[Dataset extract Boundary: Start]

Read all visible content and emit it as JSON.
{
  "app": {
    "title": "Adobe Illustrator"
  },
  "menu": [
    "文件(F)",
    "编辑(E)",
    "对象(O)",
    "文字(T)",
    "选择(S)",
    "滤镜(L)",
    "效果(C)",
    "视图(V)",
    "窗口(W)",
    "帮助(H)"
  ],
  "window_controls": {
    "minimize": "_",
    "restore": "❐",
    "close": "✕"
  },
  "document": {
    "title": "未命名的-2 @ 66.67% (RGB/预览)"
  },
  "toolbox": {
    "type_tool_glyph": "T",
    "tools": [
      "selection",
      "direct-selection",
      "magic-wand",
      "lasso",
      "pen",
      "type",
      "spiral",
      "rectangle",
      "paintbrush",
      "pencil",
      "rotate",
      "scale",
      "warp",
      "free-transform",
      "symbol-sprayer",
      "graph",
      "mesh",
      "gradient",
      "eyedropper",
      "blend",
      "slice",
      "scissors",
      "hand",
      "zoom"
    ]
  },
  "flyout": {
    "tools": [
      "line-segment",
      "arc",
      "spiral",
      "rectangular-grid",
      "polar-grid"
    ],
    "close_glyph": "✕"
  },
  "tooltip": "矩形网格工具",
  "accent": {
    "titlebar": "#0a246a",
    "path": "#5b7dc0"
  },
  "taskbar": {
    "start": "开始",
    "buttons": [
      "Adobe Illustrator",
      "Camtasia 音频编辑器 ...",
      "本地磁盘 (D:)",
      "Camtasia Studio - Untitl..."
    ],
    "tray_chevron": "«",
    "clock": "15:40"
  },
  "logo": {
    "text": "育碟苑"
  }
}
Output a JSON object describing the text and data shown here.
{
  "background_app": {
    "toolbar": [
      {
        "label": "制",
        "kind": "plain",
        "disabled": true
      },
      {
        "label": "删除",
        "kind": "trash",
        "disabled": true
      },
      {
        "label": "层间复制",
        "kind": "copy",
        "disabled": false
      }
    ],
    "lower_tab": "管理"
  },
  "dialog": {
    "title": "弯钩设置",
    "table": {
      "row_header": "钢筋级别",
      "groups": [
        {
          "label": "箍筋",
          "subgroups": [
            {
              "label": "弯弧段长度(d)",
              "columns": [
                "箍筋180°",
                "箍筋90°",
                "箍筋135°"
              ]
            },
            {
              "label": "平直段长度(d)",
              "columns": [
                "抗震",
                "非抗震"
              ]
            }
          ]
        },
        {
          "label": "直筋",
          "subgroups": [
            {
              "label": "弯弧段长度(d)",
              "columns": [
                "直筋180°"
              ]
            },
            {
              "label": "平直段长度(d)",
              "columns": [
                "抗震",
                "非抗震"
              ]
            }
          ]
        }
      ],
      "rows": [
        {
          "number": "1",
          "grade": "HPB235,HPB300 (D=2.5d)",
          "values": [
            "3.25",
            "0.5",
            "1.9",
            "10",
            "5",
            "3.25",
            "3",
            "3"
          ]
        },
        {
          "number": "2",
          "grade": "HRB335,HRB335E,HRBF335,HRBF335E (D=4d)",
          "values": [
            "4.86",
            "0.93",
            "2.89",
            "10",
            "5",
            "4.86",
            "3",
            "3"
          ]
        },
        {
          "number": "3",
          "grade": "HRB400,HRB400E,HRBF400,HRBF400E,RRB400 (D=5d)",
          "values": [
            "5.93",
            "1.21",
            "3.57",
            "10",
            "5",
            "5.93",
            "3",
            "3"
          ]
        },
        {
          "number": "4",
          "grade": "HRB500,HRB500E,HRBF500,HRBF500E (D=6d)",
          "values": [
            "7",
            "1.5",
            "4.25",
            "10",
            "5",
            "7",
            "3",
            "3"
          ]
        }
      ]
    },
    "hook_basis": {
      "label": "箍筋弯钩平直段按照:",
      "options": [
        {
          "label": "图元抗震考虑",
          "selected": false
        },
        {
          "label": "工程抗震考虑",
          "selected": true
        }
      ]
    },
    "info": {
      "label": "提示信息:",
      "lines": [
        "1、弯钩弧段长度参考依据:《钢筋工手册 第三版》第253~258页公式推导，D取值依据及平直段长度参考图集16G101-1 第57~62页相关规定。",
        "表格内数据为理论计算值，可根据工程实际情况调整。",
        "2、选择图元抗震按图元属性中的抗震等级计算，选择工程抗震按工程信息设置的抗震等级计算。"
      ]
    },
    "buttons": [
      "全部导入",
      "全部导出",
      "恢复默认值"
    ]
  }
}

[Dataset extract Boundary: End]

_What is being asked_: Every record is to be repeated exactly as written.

_Reply to the exercise_:
Read all visible content and emit it as JSON.
{
  "app": {
    "title": "Adobe Illustrator"
  },
  "menu": [
    "文件(F)",
    "编辑(E)",
    "对象(O)",
    "文字(T)",
    "选择(S)",
    "滤镜(L)",
    "效果(C)",
    "视图(V)",
    "窗口(W)",
    "帮助(H)"
  ],
  "window_controls": {
    "minimize": "_",
    "restore": "❐",
    "close": "✕"
  },
  "document": {
    "title": "未命名的-2 @ 66.67% (RGB/预览)"
  },
  "toolbox": {
    "type_tool_glyph": "T",
    "tools": [
      "selection",
      "direct-selection",
      "magic-wand",
      "lasso",
      "pen",
      "type",
      "spiral",
      "rectangle",
      "paintbrush",
      "pencil",
      "rotate",
      "scale",
      "warp",
      "free-transform",
      "symbol-sprayer",
      "graph",
      "mesh",
      "gradient",
      "eyedropper",
      "blend",
      "slice",
      "scissors",
      "hand",
      "zoom"
    ]
  },
  "flyout": {
    "tools": [
      "line-segment",
      "arc",
      "spiral",
      "rectangular-grid",
      "polar-grid"
    ],
    "close_glyph": "✕"
  },
  "tooltip": "矩形网格工具",
  "accent": {
    "titlebar": "#0a246a",
    "path": "#5b7dc0"
  },
  "taskbar": {
    "start": "开始",
    "buttons": [
      "Adobe Illustrator",
      "Camtasia 音频编辑器 ...",
      "本地磁盘 (D:)",
      "Camtasia Studio - Untitl..."
    ],
    "tray_chevron": "«",
    "clock": "15:40"
  },
  "logo": {
    "text": "育碟苑"
  }
}
Output a JSON object describing the text and data shown here.
{
  "background_app": {
    "toolbar": [
      {
        "label": "制",
        "kind": "plain",
        "disabled": true
      },
      {
        "label": "删除",
        "kind": "trash",
        "disabled": true
      },
      {
        "label": "层间复制",
        "kind": "copy",
        "disabled": false
      }
    ],
    "lower_tab": "管理"
  },
  "dialog": {
    "title": "弯钩设置",
    "table": {
      "row_header": "钢筋级别",
      "groups": [
        {
          "label": "箍筋",
          "subgroups": [
            {
              "label": "弯弧段长度(d)",
              "columns": [
                "箍筋180°",
                "箍筋90°",
                "箍筋135°"
              ]
            },
            {
              "label": "平直段长度(d)",
              "columns": [
                "抗震",
                "非抗震"
              ]
            }
          ]
        },
        {
          "label": "直筋",
          "subgroups": [
            {
              "label": "弯弧段长度(d)",
              "columns": [
                "直筋180°"
              ]
            },
            {
              "label": "平直段长度(d)",
              "columns": [
                "抗震",
                "非抗震"
              ]
            }
          ]
        }
      ],
      "rows": [
        {
          "number": "1",
          "grade": "HPB235,HPB300 (D=2.5d)",
          "values": [
            "3.25",
            "0.5",
            "1.9",
            "10",
            "5",
            "3.25",
            "3",
            "3"
          ]
        },
        {
          "number": "2",
          "grade": "HRB335,HRB335E,HRBF335,HRBF335E (D=4d)",
          "values": [
            "4.86",
            "0.93",
            "2.89",
            "10",
            "5",
            "4.86",
            "3",
            "3"
          ]
        },
        {
          "number": "3",
          "grade": "HRB400,HRB400E,HRBF400,HRBF400E,RRB400 (D=5d)",
          "values": [
            "5.93",
            "1.21",
            "3.57",
            "10",
            "5",
            "5.93",
            "3",
            "3"
          ]
        },
        {
          "number": "4",
          "grade": "HRB500,HRB500E,HRBF500,HRBF500E (D=6d)",
          "values": [
            "7",
            "1.5",
            "4.25",
            "10",
            "5",
            "7",
            "3",
            "3"
          ]
        }
      ]
    },
    "hook_basis": {
      "label": "箍筋弯钩平直段按照:",
      "options": [
        {
          "label": "图元抗震考虑",
          "selected": false
        },
        {
          "label": "工程抗震考虑",
          "selected": true
        }
      ]
    },
    "info": {
      "label": "提示信息:",
      "lines": [
        "1、弯钩弧段长度参考依据:《钢筋工手册 第三版》第253~258页公式推导，D取值依据及平直段长度参考图集16G101-1 第57~62页相关规定。",
        "表格内数据为理论计算值，可根据工程实际情况调整。",
        "2、选择图元抗震按图元属性中的抗震等级计算，选择工程抗震按工程信息设置的抗震等级计算。"
      ]
    },
    "buttons": [
      "全部导入",
      "全部导出",
      "恢复默认值"
    ]
  }
}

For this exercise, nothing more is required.